Lawyer Rustam Qasimov, originally from Uzbekistan, says the problem is that although Islam is the country’s second largest religion, few officials really buy in to the idea that Russia is a multi-cultural country.
“The Russian Federation is supposed to be a secular entity, but it’s constantly tilting towards Orthodox Christianity”, he told the BBC. “Anyone outside the fold is presumed to be opposed to the government. “
Mr Qasimov said attitudes like this were leading to a growing sense of alienation among many young Muslims, and as a result some were turning to extremism.
Last July Russian Deputy Foreign Minister Oleg Syromolotov told journalists more than 2200 Russian citizens were now fighting with IS, in Iraq and Syria. When President Putin announced that he was intervening in Syria, this was one of the reasons he gave.
Officially the Islamic establishment in Russia supports the Syrian campaign.
“When Western countries tried to depict Vladimir Putin as a villain in the Syrian war we had to defend him”, says Deputy Mufti Abbasov. “This war is against a global phenomenon of terrorism that threatens all of humanity.”
But when I speak to worshippers leaving the mosque after prayers some rather different views emerge.
“I am against Russia’s military involvement in Syria”, says Aslanbek from Dagestan in the North Caucasus. “Those bombs are being dropped on thousands of innocent Muslims who have nothing to do with politics. Hospitals and schools are being destroyed. How can one support such an act?”
“Killing people is a condemnable act in any religion,” says Magamed from Chechnya. “I don’t support Russia’s military campaign in Syria. Why should I? Any problem could be solved peacefully. All the warring sides should sit down at the negotiating table.”
One striking thing about the new mosque is that most if not all the clerics who run it are ethnic Tatars, whereas most of the people who come to pray are from the Russian North Caucasus or Central Asia. It’s a pattern which Maxim Shevchenko says is replicated across the country.

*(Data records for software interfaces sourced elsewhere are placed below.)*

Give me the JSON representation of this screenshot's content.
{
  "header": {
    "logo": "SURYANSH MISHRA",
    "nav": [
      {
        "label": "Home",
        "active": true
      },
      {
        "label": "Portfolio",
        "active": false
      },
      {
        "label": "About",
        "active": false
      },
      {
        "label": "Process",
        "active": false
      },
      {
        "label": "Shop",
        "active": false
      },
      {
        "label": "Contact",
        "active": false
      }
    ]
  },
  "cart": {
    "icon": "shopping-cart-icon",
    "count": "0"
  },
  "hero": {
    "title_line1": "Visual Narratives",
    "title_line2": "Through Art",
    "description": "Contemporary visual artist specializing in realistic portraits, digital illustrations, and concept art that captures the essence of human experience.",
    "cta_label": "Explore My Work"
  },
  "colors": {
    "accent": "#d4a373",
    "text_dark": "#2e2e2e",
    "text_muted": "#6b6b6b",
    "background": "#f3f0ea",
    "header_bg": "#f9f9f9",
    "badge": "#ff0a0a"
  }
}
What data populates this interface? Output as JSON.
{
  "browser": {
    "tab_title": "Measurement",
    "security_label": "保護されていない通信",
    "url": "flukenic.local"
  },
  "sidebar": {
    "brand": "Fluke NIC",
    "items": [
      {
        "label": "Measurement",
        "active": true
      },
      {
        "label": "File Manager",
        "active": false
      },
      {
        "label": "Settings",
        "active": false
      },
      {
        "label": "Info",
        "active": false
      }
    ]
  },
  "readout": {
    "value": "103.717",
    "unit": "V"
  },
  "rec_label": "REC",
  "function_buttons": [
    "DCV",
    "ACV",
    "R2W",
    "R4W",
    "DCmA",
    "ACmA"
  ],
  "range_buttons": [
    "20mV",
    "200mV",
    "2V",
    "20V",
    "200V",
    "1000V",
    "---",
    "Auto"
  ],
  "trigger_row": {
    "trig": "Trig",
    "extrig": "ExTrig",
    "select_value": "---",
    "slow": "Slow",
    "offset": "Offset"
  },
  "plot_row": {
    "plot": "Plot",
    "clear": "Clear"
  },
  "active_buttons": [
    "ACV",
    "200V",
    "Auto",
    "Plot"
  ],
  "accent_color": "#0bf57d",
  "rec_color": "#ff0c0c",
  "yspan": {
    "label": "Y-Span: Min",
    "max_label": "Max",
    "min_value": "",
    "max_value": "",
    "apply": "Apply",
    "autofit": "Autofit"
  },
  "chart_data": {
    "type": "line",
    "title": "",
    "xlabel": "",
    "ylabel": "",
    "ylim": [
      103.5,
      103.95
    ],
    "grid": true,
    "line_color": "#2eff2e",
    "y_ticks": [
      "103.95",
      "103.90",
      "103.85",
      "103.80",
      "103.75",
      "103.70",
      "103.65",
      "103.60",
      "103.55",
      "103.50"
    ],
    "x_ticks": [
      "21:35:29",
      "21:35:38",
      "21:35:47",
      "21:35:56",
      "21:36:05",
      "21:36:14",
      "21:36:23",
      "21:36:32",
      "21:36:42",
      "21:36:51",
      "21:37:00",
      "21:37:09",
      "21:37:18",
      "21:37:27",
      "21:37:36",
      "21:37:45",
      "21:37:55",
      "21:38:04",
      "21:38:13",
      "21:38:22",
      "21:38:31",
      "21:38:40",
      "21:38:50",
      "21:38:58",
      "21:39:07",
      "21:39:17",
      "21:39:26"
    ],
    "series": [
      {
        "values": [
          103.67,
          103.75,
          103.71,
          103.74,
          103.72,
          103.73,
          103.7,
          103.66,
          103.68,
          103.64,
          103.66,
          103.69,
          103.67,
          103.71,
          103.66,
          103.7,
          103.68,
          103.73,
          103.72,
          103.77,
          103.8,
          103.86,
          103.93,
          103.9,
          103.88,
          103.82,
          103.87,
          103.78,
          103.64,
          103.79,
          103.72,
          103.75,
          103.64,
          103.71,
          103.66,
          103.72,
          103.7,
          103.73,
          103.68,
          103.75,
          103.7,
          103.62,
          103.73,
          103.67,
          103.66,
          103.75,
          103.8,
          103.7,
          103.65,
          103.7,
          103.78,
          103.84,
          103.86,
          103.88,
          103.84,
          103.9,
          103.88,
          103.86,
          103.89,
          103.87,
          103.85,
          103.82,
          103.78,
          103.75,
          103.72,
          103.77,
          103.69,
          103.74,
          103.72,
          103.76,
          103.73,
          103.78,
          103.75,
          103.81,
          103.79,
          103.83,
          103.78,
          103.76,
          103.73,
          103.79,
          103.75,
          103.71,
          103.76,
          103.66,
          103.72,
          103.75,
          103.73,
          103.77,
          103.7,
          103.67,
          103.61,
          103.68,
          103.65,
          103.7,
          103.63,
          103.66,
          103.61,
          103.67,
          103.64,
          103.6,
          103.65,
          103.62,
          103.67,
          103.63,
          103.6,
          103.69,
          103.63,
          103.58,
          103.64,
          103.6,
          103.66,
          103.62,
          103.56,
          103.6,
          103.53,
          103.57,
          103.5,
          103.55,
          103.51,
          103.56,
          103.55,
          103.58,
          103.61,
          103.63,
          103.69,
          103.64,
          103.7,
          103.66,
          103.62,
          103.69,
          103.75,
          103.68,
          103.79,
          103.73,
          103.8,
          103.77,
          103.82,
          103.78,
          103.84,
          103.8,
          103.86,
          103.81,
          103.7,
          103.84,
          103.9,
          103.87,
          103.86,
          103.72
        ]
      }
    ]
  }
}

“The entire Muslim hierarchy in Russia belongs to the Tatars, “he says. “All official Muslim clerics are Tatar and all Friday sermons are given in Russian and Tatar languages.”
What this means is that for many worshippers prayers are conducted according to traditions which are alien to them, and sermons are delivered in a language which they don’t fully understand.
This is another factor, observers say, which could be leading young men away from official mosques and into radical groups.
Askat, a taxi-driver from Kyrgyzstan is a typical case.
“I have lived here for so long, he says, but I don’t have a good command of Russian.”
Askat, tells us he wishes he could go to a mosque his own neighbourhood, and jokes that it would save him gallons of petrol monthly.
But under his cheerful exterior a worrying sense of exclusion emerges. He shows us the job adverts in the local newspapers. Each one openly says they are looking for a “Slav”.
“How can I get a better job here?” asks Askat. “People here don’t tolerate us.”
It’s clear there’s a still a long way to go before Moscow’s Muslims really feel part of the mainstream.